▶ _WHAT YOU NEED TO DO_:
Scan the data for "label" and copy each matching line.

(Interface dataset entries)
--- START ---

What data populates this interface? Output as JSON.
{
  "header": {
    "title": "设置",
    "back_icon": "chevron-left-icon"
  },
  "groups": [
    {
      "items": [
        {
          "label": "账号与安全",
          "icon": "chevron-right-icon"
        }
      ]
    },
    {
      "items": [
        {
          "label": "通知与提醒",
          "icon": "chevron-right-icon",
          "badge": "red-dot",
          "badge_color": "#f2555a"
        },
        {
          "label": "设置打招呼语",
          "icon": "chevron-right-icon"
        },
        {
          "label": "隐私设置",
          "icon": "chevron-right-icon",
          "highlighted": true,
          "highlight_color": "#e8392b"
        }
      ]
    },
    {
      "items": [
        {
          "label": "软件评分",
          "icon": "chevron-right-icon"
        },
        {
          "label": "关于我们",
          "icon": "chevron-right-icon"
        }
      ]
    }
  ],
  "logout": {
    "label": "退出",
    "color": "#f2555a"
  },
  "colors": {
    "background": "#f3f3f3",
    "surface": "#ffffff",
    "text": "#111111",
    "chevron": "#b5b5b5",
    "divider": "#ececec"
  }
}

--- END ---

▶ _ANSWER SPACE_:
          "label": "账号与安全",
          "label": "通知与提醒",
          "label": "设置打招呼语",
          "label": "隐私设置",
          "label": "软件评分",
          "label": "关于我们",
    "label": "退出",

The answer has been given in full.